“What you would see coming south over the bridge on your right side will be this massive 10-storey building and there’s nothing in all of Charleswood that’s 10 storeys high. It does not make sense to put this size and density there,” he said.
“All of a sudden, you’re going to add 200-plus new rental units to this corner. That’s 350 cars that are now going to try to enter and exit at one of the busiest intersections in Charleswood. The difficulty is that when you exit the property, you must make a right-hand turn onto Roblin Boulevard. There’s no other choice. If you want to go south, east or north, you have to pull a U-turn.”
Donovan Toews, senior partner with Landmark Planning & Design, said Landmark works with the community throughout the design process of its projects. He saidthe proposed Charleswood development would be amenity-rich and geared towards residents aged 55 and older.
“The main thing I’d like to convey is that our city needs seniors’ housing, and Charleswood needs it as well,” he said.
“We’re aware that the form that is being proposed right now is not overly common, but also not unheard of, in Charleswood. We work to try to find a design that addresses people’s concerns.”
A traffic study addressed potential impacts, and preliminary results indicate that the site would function adequately from a traffic engineering perspective. However, certain modifications have been recommended. The City of Winnipeg considers traffic flows in its evaluation of rezoning applications.
Toews also notes that community members expressed a strong desire to keep the trees along the west side of the property.
“One of the biggest pushes was to make sure the building wasn’t close to existing homes on McQuaker and to not touch the trees on the west side,” he said.
“We moved everything over to the east side of the site where it backs onto the forest and onto Bill Clement Parkway, so we were able to keep all the trees that were there. This would reduce shadow impacts too.”
People are often resistant to infill projects in general, he added.
“It’s difficult whether you’re proposing a duplex, a triplex, 100 units or 200 units, mainly because people didn’t expect to see it and they fear the worst,” Toews said.
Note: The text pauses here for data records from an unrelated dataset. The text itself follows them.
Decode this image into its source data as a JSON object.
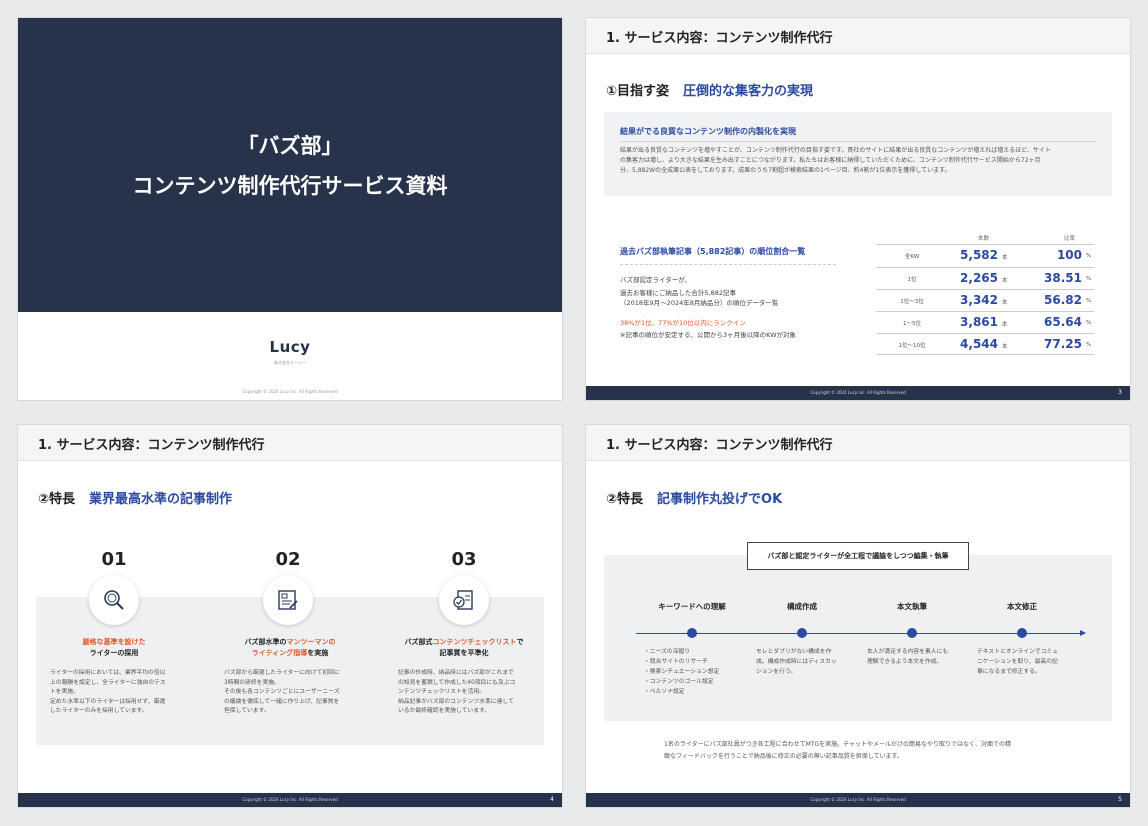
{
  "slide1": {
    "title_line1": "「バズ部」",
    "title_line2": "コンテンツ制作代行サービス資料",
    "logo": "Lucy",
    "company": "株式会社ルーシー",
    "copyright": "Copyright © 2024 Lucy Inc. All Rights Reserved"
  },
  "slide2": {
    "header": "1.  サービス内容：コンテンツ制作代行",
    "sub_label": "①目指す姿",
    "sub_highlight": "圧倒的な集客力の実現",
    "box_title": "結果がでる良質なコンテンツ制作の内製化を実現",
    "box_body1": "結果が出る良質なコンテンツを増やすことが、コンテンツ制作代行の目指す姿です。貴社のサイトに結果が出る良質なコンテンツが増えれば増えるほど、サイト",
    "box_body2": "の集客力は増し、より大きな結果を生み出すことにつながります。私たちはお客様に納得していただくために、コンテンツ制作代行サービス開始から72ヶ月",
    "box_body3": "分、5,882Wの全成果公表をしております。成果のうち7割超が検索結果の1ページ目、約4割が1位表示を獲得しています。",
    "rank_title": "過去バズ部執筆記事（5,882記事）の順位割合一覧",
    "rank_line1": "バズ部認定ライターが、",
    "rank_line2": "過去お客様にご納品した合計5,882記事",
    "rank_line3": "（2018年9月〜2024年8月納品分）の順位データ一覧",
    "rank_red": "38%が1位、77%が10位以内にランクイン",
    "rank_note": "※記事の順位が安定する、公開から3ヶ月後以降のKWが対象",
    "col_count": "本数",
    "col_ratio": "比率",
    "rows": [
      {
        "label": "全KW",
        "count": "5,582",
        "unit": "本",
        "ratio": "100",
        "pct": "%"
      },
      {
        "label": "1位",
        "count": "2,265",
        "unit": "本",
        "ratio": "38.51",
        "pct": "%"
      },
      {
        "label": "1位〜3位",
        "count": "3,342",
        "unit": "本",
        "ratio": "56.82",
        "pct": "%"
      },
      {
        "label": "1〜5位",
        "count": "3,861",
        "unit": "本",
        "ratio": "65.64",
        "pct": "%"
      },
      {
        "label": "1位〜10位",
        "count": "4,544",
        "unit": "本",
        "ratio": "77.25",
        "pct": "%"
      }
    ],
    "copyright": "Copyright © 2024 Lucy Inc. All Rights Reserved",
    "page": "3"
  },
  "slide3": {
    "header": "1.  サービス内容：コンテンツ制作代行",
    "sub_label": "②特長",
    "sub_highlight": "業界最高水準の記事制作",
    "f1": {
      "num": "01",
      "h_orange": "厳格な基準を設けた",
      "h_plain": "ライターの採用",
      "b1": "ライターの採用においては、業界平均の倍以",
      "b2": "上の報酬を設定し、全ライターに独自のテス",
      "b3": "トを実施。",
      "b4": "定めた水準以下のライターは採用せず、厳選",
      "b5": "したライターのみを採用しています。"
    },
    "f2": {
      "num": "02",
      "h_a": "バズ部水準の",
      "h_b": "マンツーマンの",
      "h_c": "ライティング指導",
      "h_d": "を実施",
      "b1": "バズ部から厳選したライターに向けて初回に",
      "b2": "3時間の研修を実施。",
      "b3": "その後も各コンテンツごとにユーザーニーズ",
      "b4": "の議論を徹底して一緒に作り上げ、記事質を",
      "b5": "担保しています。"
    },
    "f3": {
      "num": "03",
      "h_a": "バズ部式",
      "h_b": "コンテンツチェックリスト",
      "h_c": "で",
      "h_d": "記事質を平準化",
      "b1": "記事の作成時、納品時にはバズ部がこれまで",
      "b2": "の知見を蓄積して作成した40項目にも及ぶコ",
      "b3": "ンテンツチェックリストを活用。",
      "b4": "納品記事がバズ部のコンテンツ水準に達して",
      "b5": "いるか最終確認を実施しています。"
    },
    "copyright": "Copyright © 2024 Lucy Inc. All Rights Reserved",
    "page": "4"
  },
  "slide4": {
    "header": "1.  サービス内容：コンテンツ制作代行",
    "sub_label": "②特長",
    "sub_highlight": "記事制作丸投げでOK",
    "top_box": "バズ部と認定ライターが全工程で議論をしつつ編集・執筆",
    "steps": [
      {
        "title": "キーワードへの理解",
        "l1": "・ニーズの深掘り",
        "l2": "・競合サイトのリサーチ",
        "l3": "・検索シチュエーション想定",
        "l4": "・コンテンツのゴール設定",
        "l5": "・ペルソナ設定"
      },
      {
        "title": "構成作成",
        "l1": "モレとダブリがない構成を作",
        "l2": "成。構成作成時にはディスカッ",
        "l3": "ションを行う。",
        "l4": "",
        "l5": ""
      },
      {
        "title": "本文執筆",
        "l1": "玄人が満足する内容を素人にも",
        "l2": "理解できるよう本文を作成。",
        "l3": "",
        "l4": "",
        "l5": ""
      },
      {
        "title": "本文修正",
        "l1": "テキストとオンラインでコミュ",
        "l2": "ニケーションを取り、最高の記",
        "l3": "事になるまで修正する。",
        "l4": "",
        "l5": ""
      }
    ],
    "bottom1": "1名のライターにバズ部社員がつき各工程に合わせてMTGを実施。チャットやメールだけの簡易なやり取りではなく、対面での精",
    "bottom2": "緻なフィードバックを行うことで納品後に修正の必要の無い記事品質を担保しています。",
    "copyright": "Copyright © 2024 Lucy Inc. All Rights Reserved",
    "page": "5"
  }
}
“We have been patiently trying to get people to look at the bigger picture.”
More information about the proposed project at 4025 Roblin Blvd. is posted on the Landmark Planning & Design website at www.landmarkplanning.ca